NewsWire: Vivendi to Buy Houghton Mifflin - Reuters
Vivendi to Buy Houghton Mifflin
by Cyntia Barrera Diaz
NEW YORK (Reuters) - French media conglomerate Vivendi Universal said on Friday it will buy U.S. textbook publisher Houghton Mifflin Co. for about $1.7 billion in a move that will make it the world's No. 2 publisher in the growing educational market.
Paris-based Vivendi said in a statement it would pay $60 per share in cash for Boston-based Houghton Mifflin -- a 169-year old company and one of the few remaining large independent publishers in the United States. The company plans to publish the controversial The Wind Done Gone on June 28.
The price is a 10 percent premium over its close Thursday on the New York Stock Exchange. The stock, which didn't trade for a short while Friday morning due to an order imbalance, rose $5, or 9.2 percent, to $59.56 in afternoon dealings after setting a new high.
"It is sad to see (Houghton) Mifflin go,'' said Edward Atorino, an analyst with Dresdner Kleinwort Wasserstein. ``The industry is basically consolidated, this is the last one to go. Nice price, good for the shareholders."
In another big publishing takeover, Anglo-Dutch publisher Reed Elsevier Plc Group on Thursday extended its tender offer for Harcourt General Inc. of the United States, one of the world's largest educational publishers.
The purchase of Houghton Mifflin is the latest deal for Vivendi, which under flamboyant chief Jean-Marie Messier has delivered a continuous stream of deals, including its merger with Canada's Seagram late last year.
"Our goal is to have worldwide leadership in key entertainment fields," said Messier during a press conference Friday afternoon in New York.
The Houghton Mifflin deal may be Vivendi's last major acquisition as the company has practically taken all the necessary steps to become a world media player, Messier said. Vivendi is now a leader or among the key players in the music, television, film, telecommunications and Internet fields around the globe, he said.
Less than two weeks ago, Vivendi said it was purchasing MP3.com Inc. , which operates a music downloading Web site and other music services, for about $372 million to bolster its online music division.

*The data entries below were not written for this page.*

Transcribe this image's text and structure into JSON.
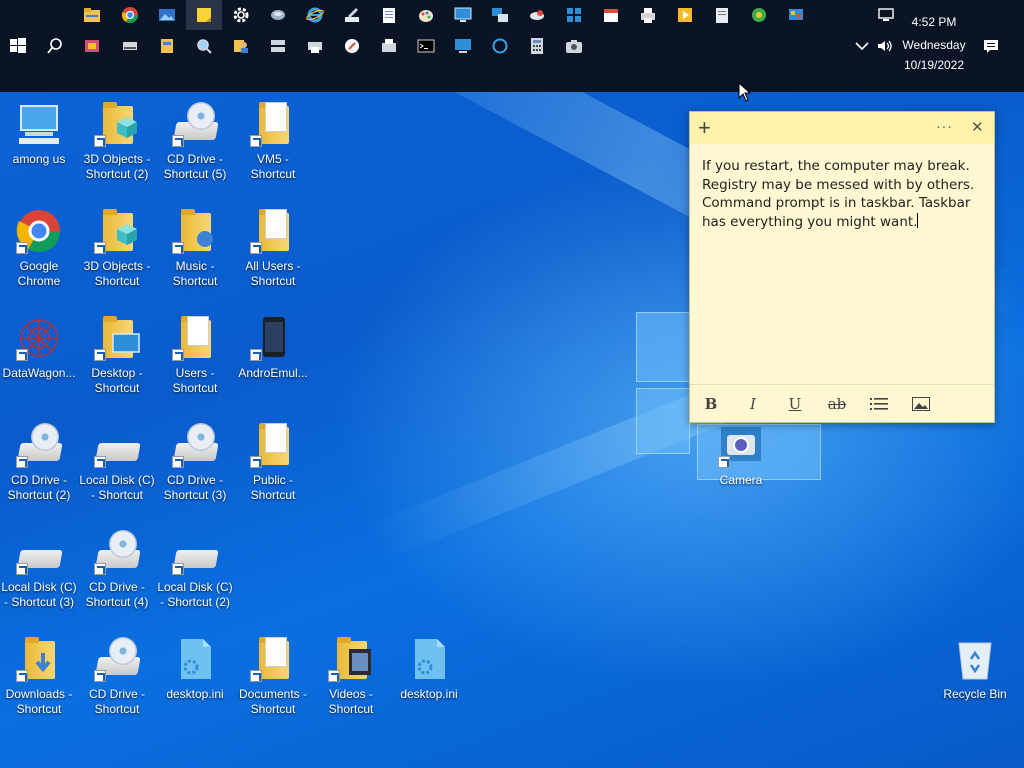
{
  "taskbar": {
    "clock_time": "4:52 PM",
    "clock_day": "Wednesday",
    "clock_date": "10/19/2022",
    "top_row_icons": [
      "file-explorer-icon",
      "chrome-icon",
      "photos-icon",
      "sticky-notes-icon",
      "settings-icon",
      "network-icon",
      "internet-explorer-icon",
      "pen-icon",
      "notepad-icon",
      "paint-icon",
      "display-icon",
      "remote-icon",
      "weather-icon",
      "store-icon",
      "calendar-icon",
      "printer-icon",
      "media-player-icon",
      "document-icon",
      "media-center-icon",
      "control-panel-icon"
    ],
    "bottom_row_icons": [
      "start-icon",
      "search-icon",
      "paint-shop-icon",
      "drive-icon",
      "registry-icon",
      "magnifier-icon",
      "users-icon",
      "server-icon",
      "printer-alt-icon",
      "compass-icon",
      "fax-icon",
      "command-prompt-icon",
      "monitor-icon",
      "cortana-icon",
      "calculator-icon",
      "camera-icon"
    ],
    "tray_icons": [
      "network-tray-icon",
      "chevron-up-icon",
      "volume-icon",
      "action-center-icon"
    ]
  },
  "desktop_icons": [
    {
      "label": "among us",
      "kind": "pc"
    },
    {
      "label": "3D Objects - Shortcut (2)",
      "kind": "folder3d"
    },
    {
      "label": "CD Drive - Shortcut (5)",
      "kind": "cd"
    },
    {
      "label": "VM5 - Shortcut",
      "kind": "folder"
    },
    {
      "label": "Google Chrome",
      "kind": "chrome"
    },
    {
      "label": "3D Objects - Shortcut",
      "kind": "folder3d"
    },
    {
      "label": "Music - Shortcut",
      "kind": "folder"
    },
    {
      "label": "All Users - Shortcut",
      "kind": "folder"
    },
    {
      "label": "DataWagon...",
      "kind": "data"
    },
    {
      "label": "Desktop - Shortcut",
      "kind": "folder"
    },
    {
      "label": "Users - Shortcut",
      "kind": "folder"
    },
    {
      "label": "AndroEmul...",
      "kind": "phone"
    },
    {
      "label": "CD Drive - Shortcut (2)",
      "kind": "cd"
    },
    {
      "label": "Local Disk (C) - Shortcut",
      "kind": "disk"
    },
    {
      "label": "CD Drive - Shortcut (3)",
      "kind": "cd"
    },
    {
      "label": "Public - Shortcut",
      "kind": "folder"
    },
    {
      "label": "Local Disk (C) - Shortcut (3)",
      "kind": "disk"
    },
    {
      "label": "CD Drive - Shortcut (4)",
      "kind": "cd"
    },
    {
      "label": "Local Disk (C) - Shortcut (2)",
      "kind": "disk"
    },
    {
      "label": "Downloads - Shortcut",
      "kind": "folder"
    },
    {
      "label": "CD Drive - Shortcut",
      "kind": "cd"
    },
    {
      "label": "desktop.ini",
      "kind": "ini"
    },
    {
      "label": "Documents - Shortcut",
      "kind": "folder"
    },
    {
      "label": "Videos - Shortcut",
      "kind": "folder"
    },
    {
      "label": "desktop.ini",
      "kind": "ini"
    },
    {
      "label": "Camera",
      "kind": "camera"
    },
    {
      "label": "Recycle Bin",
      "kind": "recycle"
    }
  ],
  "sticky_note": {
    "text": "If you restart, the computer may break. Registry may be messed with by others. Command prompt is in taskbar. Taskbar has everything you might want.",
    "add_label": "+",
    "menu_label": "···",
    "close_label": "✕",
    "format_buttons": [
      "B",
      "I",
      "U",
      "ab",
      "list",
      "image"
    ]
  },
  "colors": {
    "taskbar": "#0b1424",
    "sticky_bg": "#fff7d1",
    "sticky_header": "#fff2ab",
    "desktop_blue": "#0a5ed0"
  }
}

"Vivendi has been building capability online and education and Mifflin will provide content and brand name," Atorino said.
No. 2 IN EDUCATION PUBLISHING
The deal includes the assumption of about $500 million in debt from Houghton Mifflin, the fourth-largest U.S. educational publisher, which is readying to publish Alice Randall's parody of Margaret Mitchell's Old South novel Gone with the Wind.
The Houghton Mifflin deal would boost Vivendi Universal Publishing's position worldwide to the No. 2 spot from No. 5 in the education field, with combined annual sales seen at $2.2 billion, Vivendi said. It will also allow Vivendi to be present in four languages: French, English, Spanish and Portuguese.
"We may be No. 2 but we are very close to No. 1," Messier said, referring to British media mammoth Pearson Plc as he highlighted Vivendi multilingual products.
In a release, Vivendi Universal Publishing Vice Chairman and Chief Executive Agnes Touraine said education is a growth industry worldwide, driven by rising enrollments and increased government spending.
"After a decade of consolidation, the education market has now become global. The U.S. is the largest and most dynamic market in the world," she said.
The transaction, which is subject to regulatory approvals, will be financed largely by the divestiture of Vivendi Universal Publishing's Professional Information Division and Free Sheets. No time frame for the closing of the deal was provided by management of any of the two companies.
Vivendi Universal Publishing expect to obtain cash flow, or earnings before interest, tax, depreciation and amortization (EBITDA), of at least $75 million per year before the end of 2002.
Once the transaction is completed, Vivendi Universal Publishing expects about 48 percent of revenues to come from sales in the United States and the remainder from Europe and the rest of the world.
No downsizing in Houghton Mifflin's 3,500 head count is expected, Touraine said during Friday's press conference. "There's no need for that," she said, stressing that both companies will complement each other.
The purchase of Houghton Mifflin is considered the last chapter in the consolidation of the educational publishing industry in the United States, with only smaller independent companies left alone as easy potential bid targets: Scholastic Inc. and John Wiley & Sons Publications Inc.
"Probably there are only two companies left ... these could be sold but it is less likely because they don't do the big textbook business," said Brandon Dobell, an analyst with CS First Boston.